If you lift weights, you probably grind out slow reps here and there, which is perfectly fine for strength training. However, this won’t fly for Olympic lifts, where speed is far more important than how much weight you can lift.

A weight that’s too heavy will result in one of two scenarios: 1) your form will be ugly, or 2) you will miss the rep altogether. So air on the side of lighter weight, even when performing sets with a single rep. You can begin to challenge yourself a bit more as you become more advanced.

If you don’t know where to start, performance coach Wil Fleming has an excellent guide on how to properly load Olympic lifts.

Do Find Variations That Work for You

There’s nothing that says you have to do a specific Olympic lift—unless you have an adamant coach. Maybe you have trouble with the catch on the Clean or can’t even do an Overhead Press without arching your lower back, nevertheless do a Snatch.

If you’re not comfortable with or are still learning the more complex variations, opt for easier alternatives such as the Clean Pull or Push Press. These exercises offer similar benefits, will actually improve your form and are relatively easy to perform.

Are those exercises still intimidating? Check out these alternatives to O-lifts that don’t even involve a barbell.

Read the original article in by Andy Haley.
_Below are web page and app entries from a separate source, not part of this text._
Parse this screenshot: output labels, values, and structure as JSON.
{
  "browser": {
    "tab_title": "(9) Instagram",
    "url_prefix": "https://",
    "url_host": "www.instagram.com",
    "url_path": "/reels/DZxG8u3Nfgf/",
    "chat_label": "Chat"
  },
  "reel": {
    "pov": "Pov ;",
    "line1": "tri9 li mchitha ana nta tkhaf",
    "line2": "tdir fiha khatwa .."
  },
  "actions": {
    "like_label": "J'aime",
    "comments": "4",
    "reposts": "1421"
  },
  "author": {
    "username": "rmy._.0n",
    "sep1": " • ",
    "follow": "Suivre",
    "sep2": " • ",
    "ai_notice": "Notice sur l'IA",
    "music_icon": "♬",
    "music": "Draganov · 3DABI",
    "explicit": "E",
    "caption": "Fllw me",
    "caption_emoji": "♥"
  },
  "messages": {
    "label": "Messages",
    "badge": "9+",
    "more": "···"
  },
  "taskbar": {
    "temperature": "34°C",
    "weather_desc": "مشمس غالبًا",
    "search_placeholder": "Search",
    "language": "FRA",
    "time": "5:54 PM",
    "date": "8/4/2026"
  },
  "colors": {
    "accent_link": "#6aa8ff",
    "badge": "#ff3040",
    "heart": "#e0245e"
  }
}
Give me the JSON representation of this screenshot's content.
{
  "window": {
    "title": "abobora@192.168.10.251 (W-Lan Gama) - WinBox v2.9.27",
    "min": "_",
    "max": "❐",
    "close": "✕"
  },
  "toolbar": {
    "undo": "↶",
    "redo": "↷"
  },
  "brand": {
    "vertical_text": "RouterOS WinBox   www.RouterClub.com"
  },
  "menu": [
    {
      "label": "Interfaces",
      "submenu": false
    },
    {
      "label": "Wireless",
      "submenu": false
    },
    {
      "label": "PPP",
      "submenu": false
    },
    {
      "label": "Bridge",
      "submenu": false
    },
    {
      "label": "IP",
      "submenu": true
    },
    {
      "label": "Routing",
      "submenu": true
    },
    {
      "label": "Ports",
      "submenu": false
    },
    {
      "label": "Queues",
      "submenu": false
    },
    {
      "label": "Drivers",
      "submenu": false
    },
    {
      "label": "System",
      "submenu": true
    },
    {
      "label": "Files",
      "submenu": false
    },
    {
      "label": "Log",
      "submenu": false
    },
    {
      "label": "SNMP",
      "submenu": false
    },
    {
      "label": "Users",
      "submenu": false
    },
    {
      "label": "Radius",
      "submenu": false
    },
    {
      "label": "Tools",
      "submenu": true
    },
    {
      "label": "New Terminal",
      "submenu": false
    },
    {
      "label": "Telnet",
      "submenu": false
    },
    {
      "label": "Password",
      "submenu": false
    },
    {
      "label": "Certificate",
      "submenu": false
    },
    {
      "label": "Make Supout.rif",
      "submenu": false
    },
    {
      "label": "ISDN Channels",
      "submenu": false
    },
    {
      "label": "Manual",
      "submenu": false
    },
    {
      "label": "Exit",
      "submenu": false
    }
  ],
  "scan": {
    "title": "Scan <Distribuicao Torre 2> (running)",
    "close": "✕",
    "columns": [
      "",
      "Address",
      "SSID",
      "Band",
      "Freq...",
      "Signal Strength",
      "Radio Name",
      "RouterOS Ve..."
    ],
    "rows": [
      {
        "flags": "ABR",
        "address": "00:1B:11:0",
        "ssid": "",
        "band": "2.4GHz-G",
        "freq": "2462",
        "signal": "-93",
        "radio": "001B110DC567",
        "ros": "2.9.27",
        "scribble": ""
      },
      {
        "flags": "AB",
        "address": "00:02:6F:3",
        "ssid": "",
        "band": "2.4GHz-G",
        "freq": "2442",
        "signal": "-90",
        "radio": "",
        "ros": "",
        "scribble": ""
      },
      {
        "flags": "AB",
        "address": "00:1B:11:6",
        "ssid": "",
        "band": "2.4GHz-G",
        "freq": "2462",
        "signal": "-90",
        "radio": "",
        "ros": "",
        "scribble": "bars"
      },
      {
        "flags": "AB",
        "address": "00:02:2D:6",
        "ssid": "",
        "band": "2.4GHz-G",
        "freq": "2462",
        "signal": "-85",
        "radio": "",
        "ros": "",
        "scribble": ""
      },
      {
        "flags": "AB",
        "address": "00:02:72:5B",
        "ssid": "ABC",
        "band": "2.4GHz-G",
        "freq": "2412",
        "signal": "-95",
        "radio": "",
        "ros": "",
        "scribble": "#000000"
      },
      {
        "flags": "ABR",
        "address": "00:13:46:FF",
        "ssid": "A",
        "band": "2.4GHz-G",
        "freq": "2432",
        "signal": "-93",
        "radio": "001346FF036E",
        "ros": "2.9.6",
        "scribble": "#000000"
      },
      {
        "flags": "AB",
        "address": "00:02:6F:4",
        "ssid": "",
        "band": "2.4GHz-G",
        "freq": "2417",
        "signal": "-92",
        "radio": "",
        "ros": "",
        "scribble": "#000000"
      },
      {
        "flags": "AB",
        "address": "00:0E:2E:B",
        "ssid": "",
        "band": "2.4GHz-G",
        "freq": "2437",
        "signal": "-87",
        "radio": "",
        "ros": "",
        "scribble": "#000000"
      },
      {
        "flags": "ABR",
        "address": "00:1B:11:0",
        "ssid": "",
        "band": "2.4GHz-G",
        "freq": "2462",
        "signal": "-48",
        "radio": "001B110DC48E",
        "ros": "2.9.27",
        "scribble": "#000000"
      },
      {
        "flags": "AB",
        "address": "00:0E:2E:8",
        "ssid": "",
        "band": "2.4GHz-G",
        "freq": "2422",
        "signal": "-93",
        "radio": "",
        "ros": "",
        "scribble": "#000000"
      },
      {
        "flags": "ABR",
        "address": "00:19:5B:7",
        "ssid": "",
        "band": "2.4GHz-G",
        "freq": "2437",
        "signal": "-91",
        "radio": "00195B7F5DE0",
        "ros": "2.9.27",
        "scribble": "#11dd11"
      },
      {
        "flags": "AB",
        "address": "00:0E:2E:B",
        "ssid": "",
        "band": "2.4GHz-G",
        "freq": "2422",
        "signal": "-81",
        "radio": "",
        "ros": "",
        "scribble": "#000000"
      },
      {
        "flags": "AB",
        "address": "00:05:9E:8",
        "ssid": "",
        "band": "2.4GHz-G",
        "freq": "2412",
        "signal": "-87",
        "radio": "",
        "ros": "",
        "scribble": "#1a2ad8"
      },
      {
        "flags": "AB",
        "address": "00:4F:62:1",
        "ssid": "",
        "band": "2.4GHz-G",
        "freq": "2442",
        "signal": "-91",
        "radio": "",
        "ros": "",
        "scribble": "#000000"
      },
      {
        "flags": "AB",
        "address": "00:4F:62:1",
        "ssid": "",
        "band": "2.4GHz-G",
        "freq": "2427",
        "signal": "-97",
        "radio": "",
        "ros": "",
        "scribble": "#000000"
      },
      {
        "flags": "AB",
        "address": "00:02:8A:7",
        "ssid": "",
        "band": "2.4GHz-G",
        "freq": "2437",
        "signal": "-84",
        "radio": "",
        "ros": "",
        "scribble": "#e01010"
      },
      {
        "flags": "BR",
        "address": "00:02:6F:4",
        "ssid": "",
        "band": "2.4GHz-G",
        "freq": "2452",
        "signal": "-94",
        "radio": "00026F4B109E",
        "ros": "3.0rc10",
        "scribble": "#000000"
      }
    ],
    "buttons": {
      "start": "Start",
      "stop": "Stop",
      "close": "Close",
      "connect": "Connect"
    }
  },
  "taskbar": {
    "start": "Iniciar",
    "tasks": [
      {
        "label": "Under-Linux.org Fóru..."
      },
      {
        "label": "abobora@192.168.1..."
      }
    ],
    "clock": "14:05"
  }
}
Andy Haley is the Performance Director at STACK, and has been with the Company for over seven years. A certified strength and conditioning specialist (CSCS) through the NSCA, he’s worked with hundreds of elite performance experts to create articles and videos to educate STACK’s audience with safe and effective performance training methods. Prior to STACK, he received his bachelor’s degree in exercise science from Miami University (Oxford, Ohio), where he conducted research on resistance training and physical activity for the American College of Sports Medicine. Born and raised outside of Boston, Haley played hockey at the collegiate club level. His favorite exercise is the Deadlift.